- Description of the task
Wherever the string "name" appears in the records, return the line that holds it.
──────────
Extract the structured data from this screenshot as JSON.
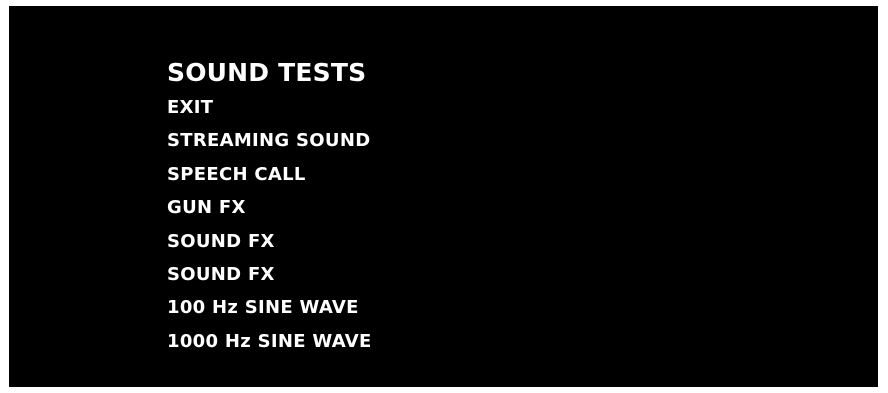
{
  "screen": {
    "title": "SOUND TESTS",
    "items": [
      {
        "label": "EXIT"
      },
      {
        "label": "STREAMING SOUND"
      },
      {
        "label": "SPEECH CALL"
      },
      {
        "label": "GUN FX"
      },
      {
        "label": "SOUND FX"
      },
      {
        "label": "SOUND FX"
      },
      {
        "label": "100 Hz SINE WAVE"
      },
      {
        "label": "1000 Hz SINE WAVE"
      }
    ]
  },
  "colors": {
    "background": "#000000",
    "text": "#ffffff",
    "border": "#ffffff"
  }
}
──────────
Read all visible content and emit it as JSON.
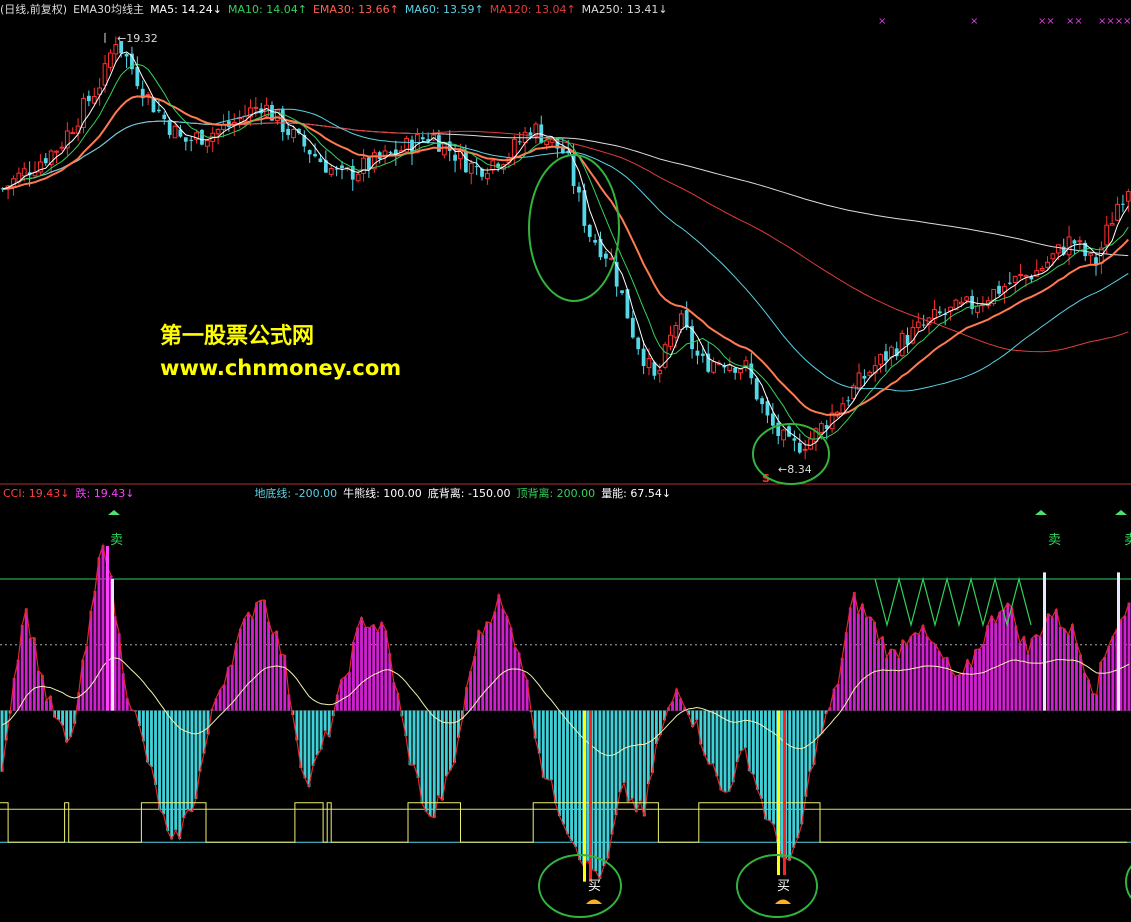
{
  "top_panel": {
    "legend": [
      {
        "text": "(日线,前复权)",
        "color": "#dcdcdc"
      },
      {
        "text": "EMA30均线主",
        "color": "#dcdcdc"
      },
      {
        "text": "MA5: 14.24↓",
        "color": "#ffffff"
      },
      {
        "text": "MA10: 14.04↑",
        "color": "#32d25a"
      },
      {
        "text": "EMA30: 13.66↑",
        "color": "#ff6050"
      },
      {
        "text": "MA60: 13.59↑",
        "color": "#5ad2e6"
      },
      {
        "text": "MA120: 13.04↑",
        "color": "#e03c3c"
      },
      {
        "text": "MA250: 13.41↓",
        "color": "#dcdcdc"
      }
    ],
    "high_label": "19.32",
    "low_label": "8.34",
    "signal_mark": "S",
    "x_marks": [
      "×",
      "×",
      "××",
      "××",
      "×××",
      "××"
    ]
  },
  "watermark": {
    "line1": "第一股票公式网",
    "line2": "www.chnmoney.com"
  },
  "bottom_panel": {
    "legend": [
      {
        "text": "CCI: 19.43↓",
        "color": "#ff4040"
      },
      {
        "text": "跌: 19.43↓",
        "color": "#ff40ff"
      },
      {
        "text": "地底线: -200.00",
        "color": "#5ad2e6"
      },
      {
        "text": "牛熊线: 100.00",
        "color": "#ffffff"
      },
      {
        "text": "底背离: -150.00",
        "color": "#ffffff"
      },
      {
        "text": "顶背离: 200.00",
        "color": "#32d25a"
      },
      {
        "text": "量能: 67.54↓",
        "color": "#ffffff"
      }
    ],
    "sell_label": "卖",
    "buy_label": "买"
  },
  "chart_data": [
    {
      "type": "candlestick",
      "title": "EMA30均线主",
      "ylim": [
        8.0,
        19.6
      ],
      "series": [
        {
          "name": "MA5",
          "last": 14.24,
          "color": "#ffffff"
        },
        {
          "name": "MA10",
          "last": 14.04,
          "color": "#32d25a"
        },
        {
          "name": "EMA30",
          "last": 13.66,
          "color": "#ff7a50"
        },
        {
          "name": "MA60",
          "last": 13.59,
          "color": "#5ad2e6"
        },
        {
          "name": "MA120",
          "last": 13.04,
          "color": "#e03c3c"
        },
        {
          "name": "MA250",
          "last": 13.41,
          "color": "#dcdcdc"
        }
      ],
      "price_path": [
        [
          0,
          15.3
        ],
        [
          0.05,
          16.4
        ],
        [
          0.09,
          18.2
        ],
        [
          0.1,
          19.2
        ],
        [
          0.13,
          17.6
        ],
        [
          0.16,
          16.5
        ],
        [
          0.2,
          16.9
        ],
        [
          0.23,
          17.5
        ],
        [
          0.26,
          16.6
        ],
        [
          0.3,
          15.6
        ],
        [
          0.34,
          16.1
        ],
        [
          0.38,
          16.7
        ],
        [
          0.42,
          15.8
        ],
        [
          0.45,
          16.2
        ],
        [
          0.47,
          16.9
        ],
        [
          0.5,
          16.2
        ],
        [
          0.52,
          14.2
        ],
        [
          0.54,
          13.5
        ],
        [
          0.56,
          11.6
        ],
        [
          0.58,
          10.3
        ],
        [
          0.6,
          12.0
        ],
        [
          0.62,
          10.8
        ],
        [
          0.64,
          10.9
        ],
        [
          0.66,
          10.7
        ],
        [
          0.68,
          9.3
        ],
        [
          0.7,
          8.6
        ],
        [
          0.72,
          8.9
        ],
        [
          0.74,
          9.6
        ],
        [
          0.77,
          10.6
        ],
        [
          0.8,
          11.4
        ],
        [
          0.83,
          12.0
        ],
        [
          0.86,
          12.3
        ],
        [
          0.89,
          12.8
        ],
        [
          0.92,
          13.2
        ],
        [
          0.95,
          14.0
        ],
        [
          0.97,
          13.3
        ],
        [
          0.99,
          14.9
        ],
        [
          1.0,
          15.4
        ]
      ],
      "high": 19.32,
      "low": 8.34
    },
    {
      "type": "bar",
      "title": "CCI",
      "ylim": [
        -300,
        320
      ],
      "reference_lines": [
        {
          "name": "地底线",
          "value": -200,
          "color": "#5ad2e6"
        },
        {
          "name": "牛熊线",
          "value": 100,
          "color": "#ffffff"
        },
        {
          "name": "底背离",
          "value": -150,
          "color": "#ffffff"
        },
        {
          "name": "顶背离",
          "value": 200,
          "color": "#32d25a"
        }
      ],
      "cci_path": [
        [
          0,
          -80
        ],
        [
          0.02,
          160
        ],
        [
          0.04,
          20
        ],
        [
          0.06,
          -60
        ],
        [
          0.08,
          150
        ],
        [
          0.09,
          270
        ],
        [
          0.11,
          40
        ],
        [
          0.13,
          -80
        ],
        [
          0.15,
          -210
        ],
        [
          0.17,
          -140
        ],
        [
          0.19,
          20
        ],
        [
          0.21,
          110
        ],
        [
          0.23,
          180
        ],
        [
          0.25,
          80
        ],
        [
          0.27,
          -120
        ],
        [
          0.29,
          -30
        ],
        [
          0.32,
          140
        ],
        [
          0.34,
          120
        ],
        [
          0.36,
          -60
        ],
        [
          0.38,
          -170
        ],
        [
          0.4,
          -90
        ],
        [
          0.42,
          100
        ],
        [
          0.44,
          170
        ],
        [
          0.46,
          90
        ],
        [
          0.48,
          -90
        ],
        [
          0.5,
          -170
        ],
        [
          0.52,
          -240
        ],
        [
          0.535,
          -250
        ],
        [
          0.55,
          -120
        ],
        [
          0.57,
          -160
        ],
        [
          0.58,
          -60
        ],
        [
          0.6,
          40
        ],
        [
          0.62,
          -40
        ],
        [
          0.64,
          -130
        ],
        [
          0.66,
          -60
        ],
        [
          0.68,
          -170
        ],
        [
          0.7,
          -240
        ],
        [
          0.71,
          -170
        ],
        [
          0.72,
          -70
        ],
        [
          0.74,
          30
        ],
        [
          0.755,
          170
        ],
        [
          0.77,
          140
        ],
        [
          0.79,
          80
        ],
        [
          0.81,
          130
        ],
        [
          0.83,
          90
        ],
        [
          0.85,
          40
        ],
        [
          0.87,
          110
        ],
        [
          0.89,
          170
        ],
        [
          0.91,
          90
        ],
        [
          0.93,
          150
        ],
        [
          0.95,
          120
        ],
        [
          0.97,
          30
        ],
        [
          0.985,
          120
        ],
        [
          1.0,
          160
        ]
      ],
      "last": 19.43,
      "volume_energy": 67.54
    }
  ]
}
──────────
- Solution to this task
          "name": "MA5",
          "name": "MA10",
          "name": "EMA30",
          "name": "MA60",
          "name": "MA120",
          "name": "MA250",
          "name": "地底线",
          "name": "牛熊线",
          "name": "底背离",
          "name": "顶背离",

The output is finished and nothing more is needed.